The unemployed woman said she was on Monday instructed by the Passenger Railway Agency South Africa (Prasa) to fill in forms to lodge a claim, and told she would be contacted to be compensated “in due course”.
“All I can do is wait. It is terrible because our lives are on hold,” she added.
It was previously reported that the truck driver miscalculated the train’s speed and tried to speed across the line as the train approached Kroonstad.
Nineteen bodies were retrieved from the wreckage - eight men, five women, and four girls. Two more were unidentifiable.
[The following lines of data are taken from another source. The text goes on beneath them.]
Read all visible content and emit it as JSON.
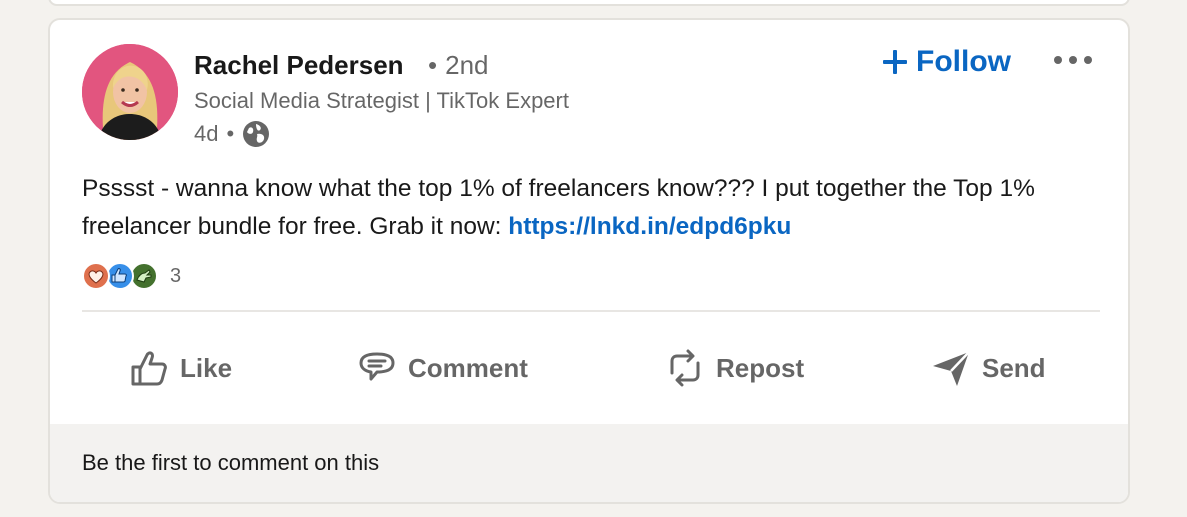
{
  "post": {
    "author": {
      "name": "Rachel Pedersen",
      "degree": "2nd",
      "headline": "Social Media Strategist | TikTok Expert",
      "posted_ago": "4d",
      "visibility_icon": "globe-icon"
    },
    "follow_label": "Follow",
    "more_icon": "ellipsis-icon",
    "text_before_link": "Psssst - wanna know what the top 1% of freelancers know??? I put together the Top 1% freelancer bundle for free. Grab it now: ",
    "link_text": "https://lnkd.in/edpd6pku",
    "reactions": {
      "icons": [
        "love-reaction-icon",
        "like-reaction-icon",
        "support-reaction-icon"
      ],
      "count": "3"
    },
    "actions": [
      {
        "label": "Like",
        "icon": "thumbs-up-icon"
      },
      {
        "label": "Comment",
        "icon": "comment-icon"
      },
      {
        "label": "Repost",
        "icon": "repost-icon"
      },
      {
        "label": "Send",
        "icon": "send-icon"
      }
    ],
    "empty_comments_text": "Be the first to comment on this"
  },
  "colors": {
    "link_blue": "#0a66c2",
    "card_bg": "#ffffff",
    "page_bg": "#f4f2ee",
    "footer_bg": "#f3f2f0",
    "muted_text": "#666666",
    "avatar_bg": "#e2557f"
  }
}
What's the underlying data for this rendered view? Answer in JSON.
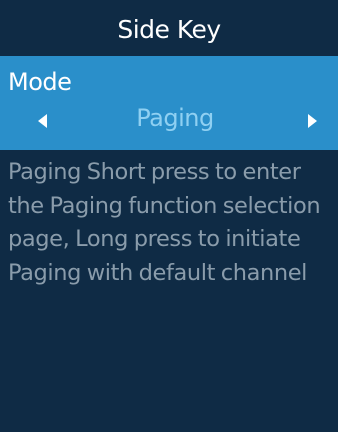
{
  "header": {
    "title": "Side Key"
  },
  "mode": {
    "label": "Mode",
    "value": "Paging",
    "prev_icon": "triangle-left-icon",
    "next_icon": "triangle-right-icon"
  },
  "description": {
    "text": "Paging Short press to enter the Paging function selection page, Long press to initiate Paging with default channel"
  },
  "colors": {
    "background": "#0f2b45",
    "highlight": "#2a8fca",
    "value_text": "#8fd0f2",
    "description_text": "#8a9cab"
  }
}
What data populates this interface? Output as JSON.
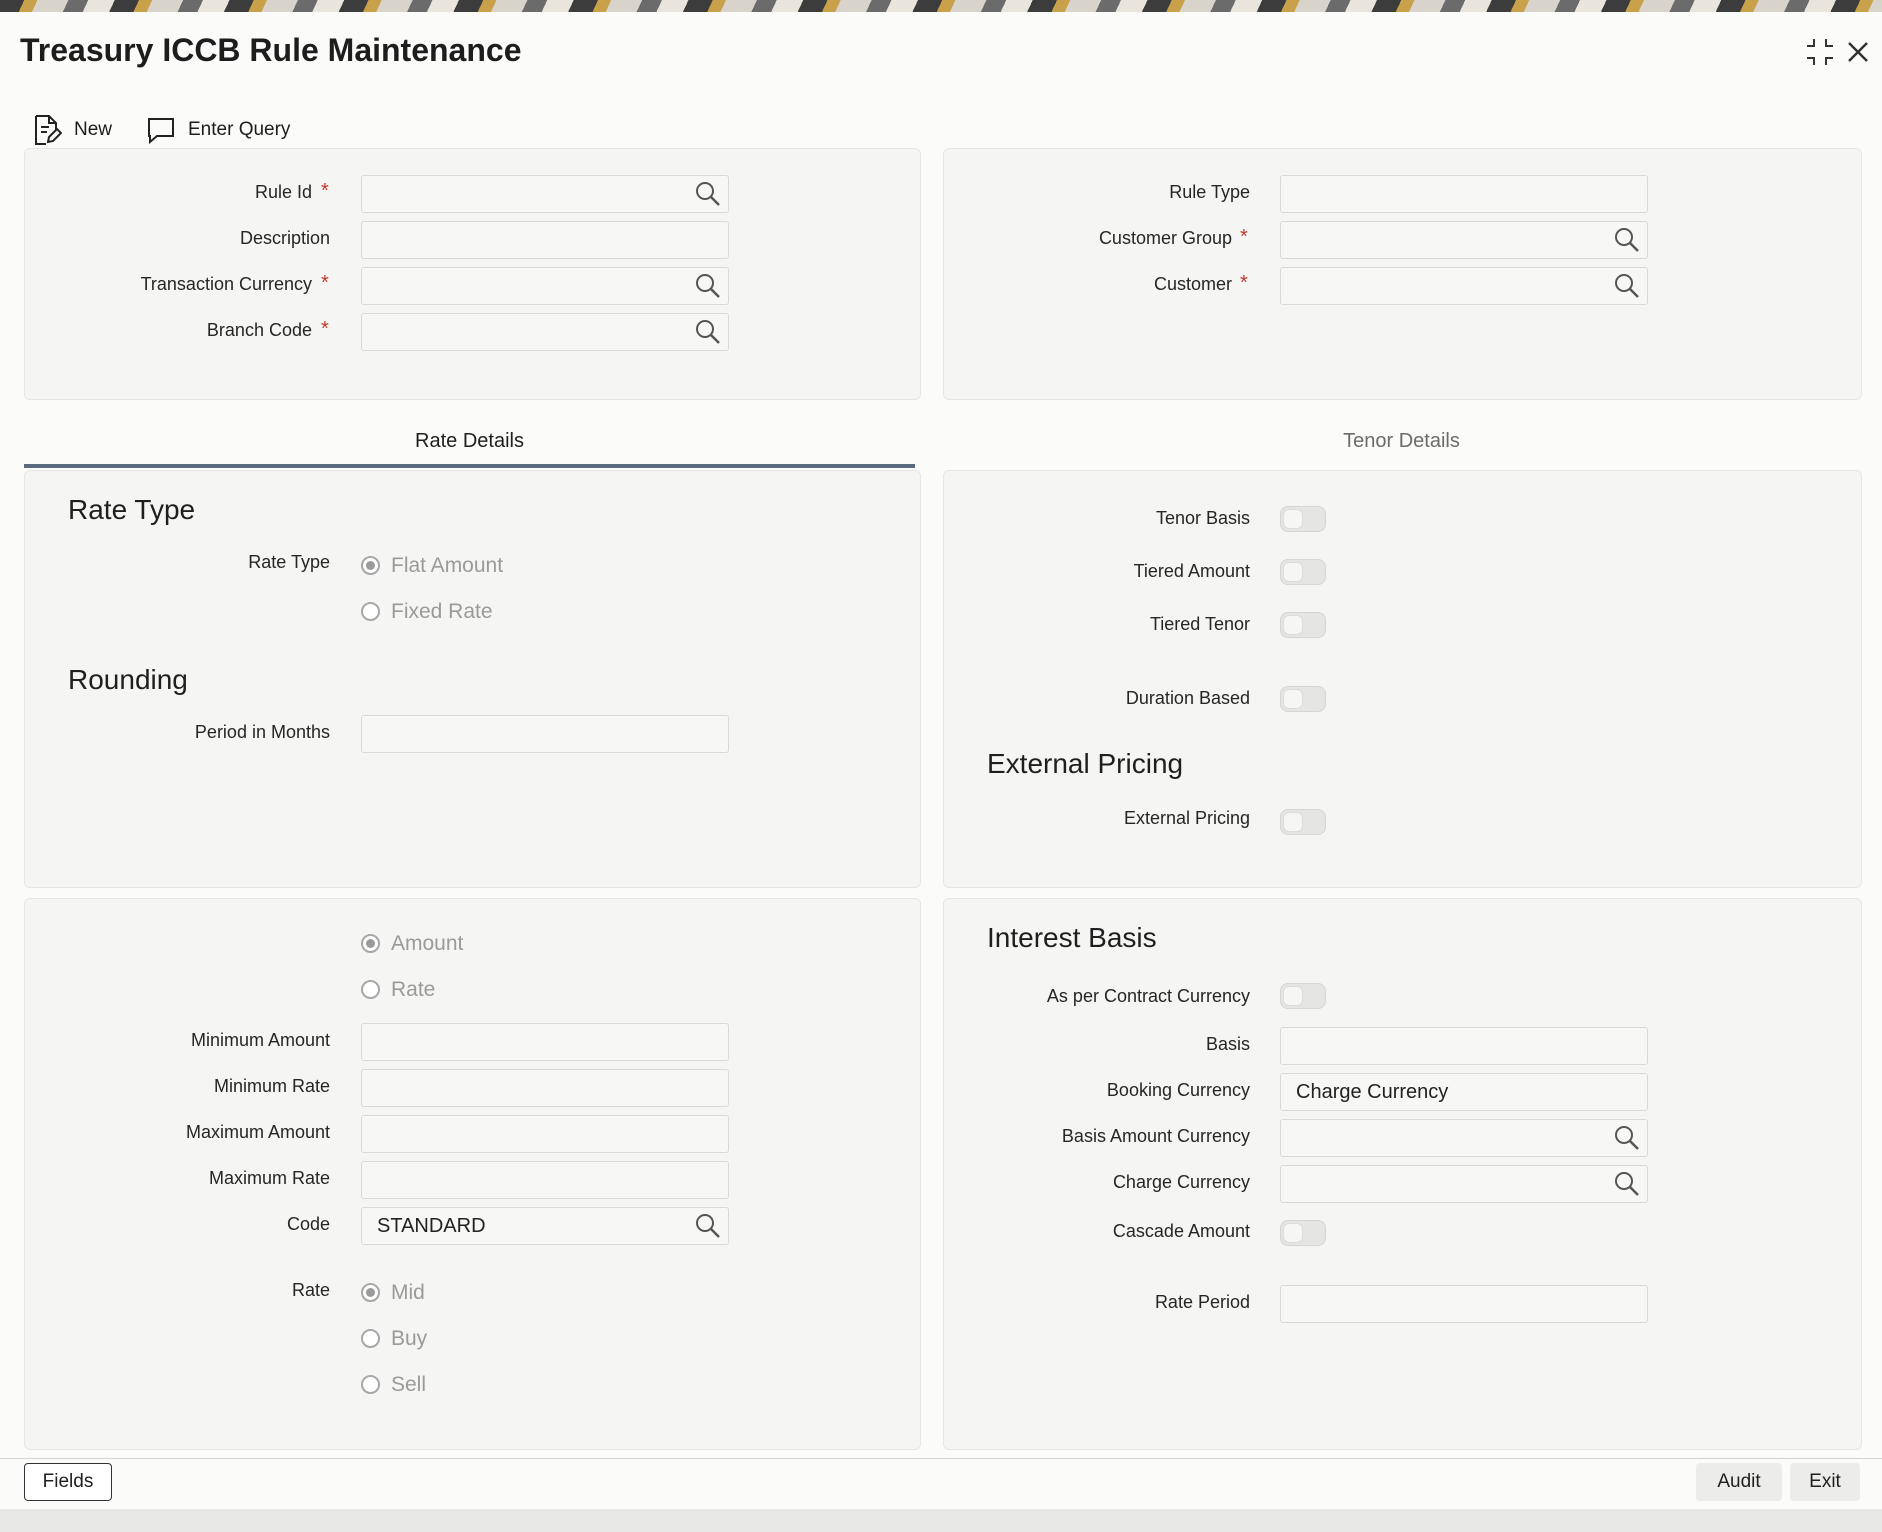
{
  "window": {
    "title": "Treasury ICCB Rule Maintenance"
  },
  "toolbar": {
    "new_label": "New",
    "enter_query_label": "Enter Query"
  },
  "header_left": {
    "rule_id_label": "Rule Id",
    "description_label": "Description",
    "transaction_currency_label": "Transaction Currency",
    "branch_code_label": "Branch Code"
  },
  "header_right": {
    "rule_type_label": "Rule Type",
    "customer_group_label": "Customer Group",
    "customer_label": "Customer"
  },
  "required_marker": "*",
  "tabs": {
    "rate_details": "Rate Details",
    "tenor_details": "Tenor Details"
  },
  "rate_details": {
    "rate_type_heading": "Rate Type",
    "rate_type_label": "Rate Type",
    "flat_amount": "Flat Amount",
    "fixed_rate": "Fixed Rate",
    "rounding_heading": "Rounding",
    "period_in_months_label": "Period in Months"
  },
  "tenor_details": {
    "tenor_basis_label": "Tenor Basis",
    "tiered_amount_label": "Tiered Amount",
    "tiered_tenor_label": "Tiered Tenor",
    "duration_based_label": "Duration Based",
    "external_pricing_heading": "External Pricing",
    "external_pricing_label": "External Pricing"
  },
  "amount_section": {
    "amount_option": "Amount",
    "rate_option": "Rate",
    "minimum_amount_label": "Minimum Amount",
    "minimum_rate_label": "Minimum Rate",
    "maximum_amount_label": "Maximum Amount",
    "maximum_rate_label": "Maximum Rate",
    "code_label": "Code",
    "code_value": "STANDARD",
    "rate_label": "Rate",
    "mid_option": "Mid",
    "buy_option": "Buy",
    "sell_option": "Sell"
  },
  "interest_basis": {
    "heading": "Interest Basis",
    "as_per_contract_currency_label": "As per Contract Currency",
    "basis_label": "Basis",
    "booking_currency_label": "Booking Currency",
    "booking_currency_value": "Charge Currency",
    "basis_amount_currency_label": "Basis Amount Currency",
    "charge_currency_label": "Charge Currency",
    "cascade_amount_label": "Cascade Amount",
    "rate_period_label": "Rate Period"
  },
  "footer": {
    "fields_label": "Fields",
    "audit_label": "Audit",
    "exit_label": "Exit"
  }
}
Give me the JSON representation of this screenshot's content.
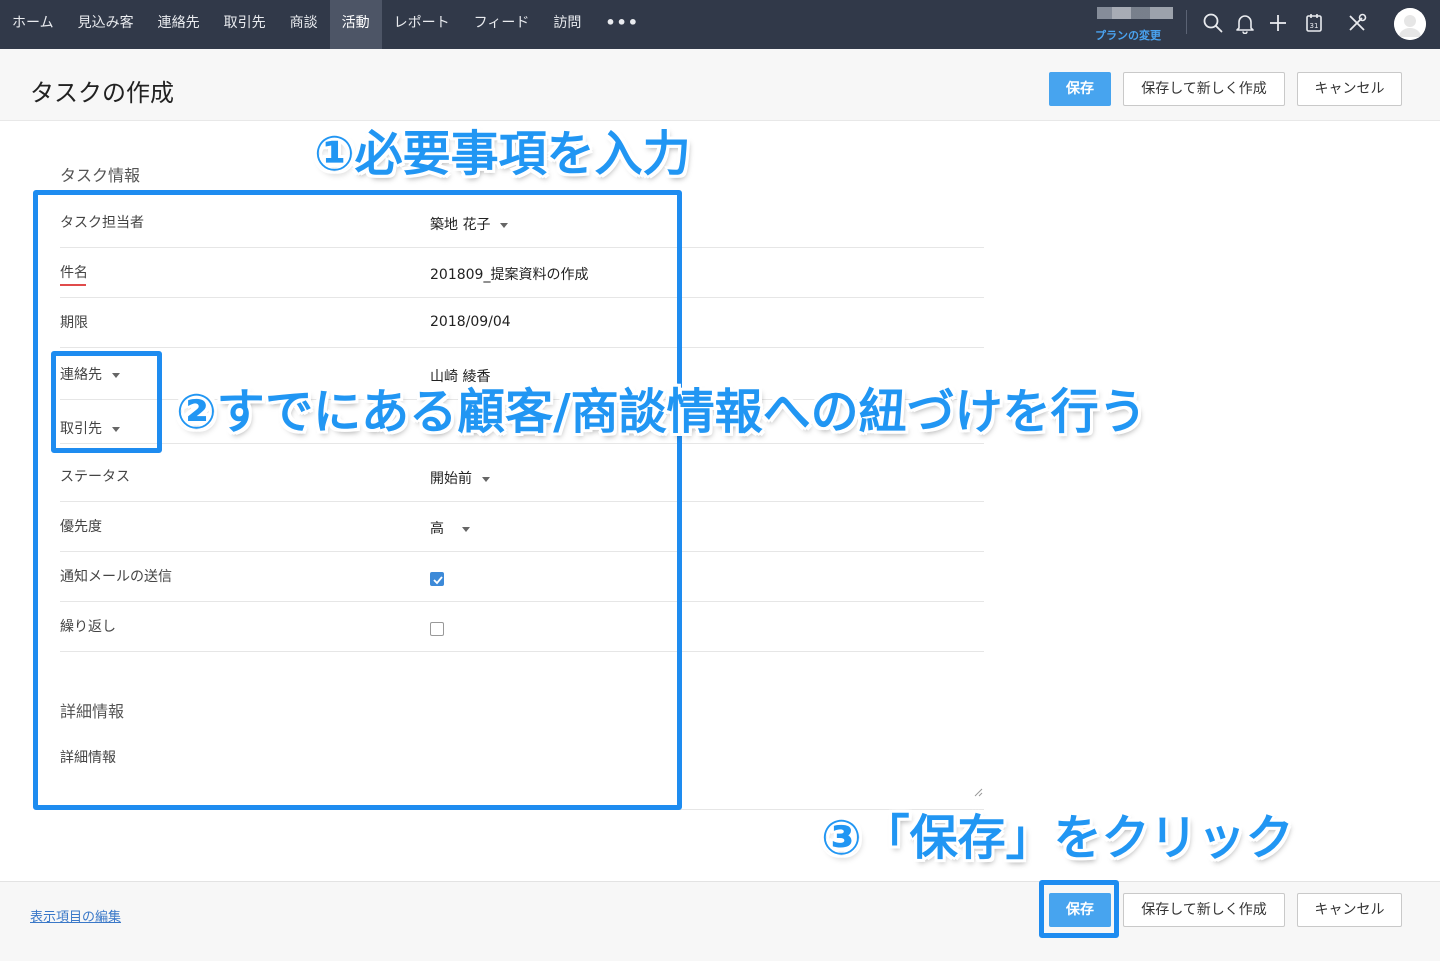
{
  "nav": {
    "items": [
      "ホーム",
      "見込み客",
      "連絡先",
      "取引先",
      "商談",
      "活動",
      "レポート",
      "フィード",
      "訪問"
    ],
    "active_index": 5,
    "more": "•••",
    "plan_link": "プランの変更"
  },
  "topbar_icons": [
    "search-icon",
    "bell-icon",
    "plus-icon",
    "calendar-icon",
    "tools-icon",
    "avatar"
  ],
  "header": {
    "title": "タスクの作成",
    "save_label": "保存",
    "save_new_label": "保存して新しく作成",
    "cancel_label": "キャンセル"
  },
  "form": {
    "section_task": "タスク情報",
    "owner": {
      "label": "タスク担当者",
      "value": "築地 花子"
    },
    "subject": {
      "label": "件名",
      "value": "201809_提案資料の作成"
    },
    "due": {
      "label": "期限",
      "value": "2018/09/04"
    },
    "contact": {
      "label": "連絡先",
      "value": "山崎 綾香"
    },
    "account": {
      "label": "取引先",
      "value": ""
    },
    "status": {
      "label": "ステータス",
      "value": "開始前"
    },
    "priority": {
      "label": "優先度",
      "value": "高"
    },
    "notify": {
      "label": "通知メールの送信",
      "checked": true
    },
    "repeat": {
      "label": "繰り返し",
      "checked": false
    },
    "section_detail": "詳細情報",
    "detail": {
      "label": "詳細情報",
      "value": ""
    }
  },
  "footer": {
    "edit_fields_link": "表示項目の編集",
    "save_label": "保存",
    "save_new_label": "保存して新しく作成",
    "cancel_label": "キャンセル"
  },
  "annotations": {
    "step1": "①必要事項を入力",
    "step2": "②すでにある顧客/商談情報への紐づけを行う",
    "step3": "③「保存」をクリック",
    "accent_color": "#1e8cf0"
  }
}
About 164 passengers were taken to hospital, where two remain.
The Department of Transport and Prasa have set up a 24-hour walk-in and call centre to assist the affected people.
As the identification process only began yesterday, the centre will ensure that any members of the public who want to identify their loved ones are transported from Johannesburg to Kroonstad.
The centre will also ensure that families are assisted with compensation and burial.
Stakeholders are still assessing whether Prasa or the Road Accident Fund will be held liable, as the accident involved a train and a vehicle. The centre is being operated by the Department of Transport Road Traffic Management Services and the Rail Safety Regulator at Prasa Umjantshi House in Braamfontein Johannesburg next to Park Station.